"In our case, the parachute is slowing the fall," Miller said.
The parachutes dramatically increase drag and allow the rockets, in many cases, to fall slowly enough that students can safely catch them - if they can reach the landing point in time.
Force, mass, acceleration
The Second Law states the relationship between force, mass and acceleration - force equals mass times acceleration.
Some students prefer small rockets. Some go for large rockets. The size plays a major role in how high the rockets will get. The engines provide the same force, so a rocket with a larger mass will have a lower acceleration.
"The lighter the rocket, the higher it can be launched," Science Teacher Carolyn Yurick said.
The students used three sizes of engines - A, B, and C, with C engines the strongest - at the launch. "The greater the impulse of an engine the higher it can send a rocket," Yurick said.
An A engine can launch a standard rocket as high as 400 feet.
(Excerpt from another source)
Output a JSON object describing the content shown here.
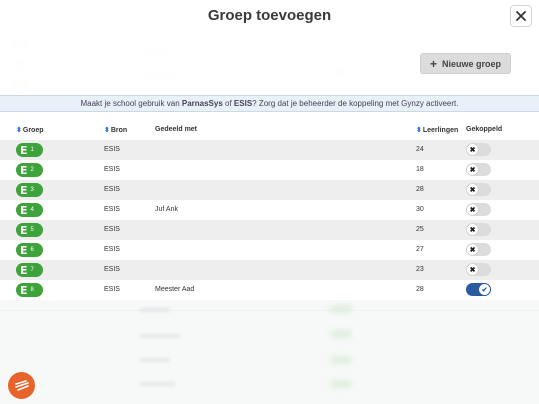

Rockets with B engines can rise to 800 feet, and a C engine can take its vessel to 1,600 feet.
The 172 students on the two teams - Blue and White - were broken up into. Altogether, there were 127 launches. One rocket reportedly exploded. Some launches ended in unrecoverable rockets. A team's launch day is usually over when the wind carries their rocket into a tree or the Conewango Creek.
On the White Team, the Gaga Monsters' rocket reached a top speed of 76 miles per hour and flew upward for 3.56 seconds before reaching its apex. The rockets of teams Boom and Pudding Patrol each attained speeds of 70 miles per hour.
The Blue team pushed the envelope with a top speed of 79 miles per hour to 3.82 seconds by the Speed of Lights; and two 75-mile per hour shots, one by Awesome Ninja Chicks and the other by Post Apocalyptic Owls.
Team NA(17) Batman touched the sky with a C engine that took their rocket to a speed of 70 miles per hour. The rocket did not begin its return to earth for 6.84 seconds.
Equal and opposite reaction
For every action, there is an equal and opposite reaction.
There are several examples of this in the rocketry, but there are two very basic to the work.
The engine fires downward - the rocket goes upward.
And, "when the rocket goes up into the air, eventually it has to fall the same distance," McAvoy said.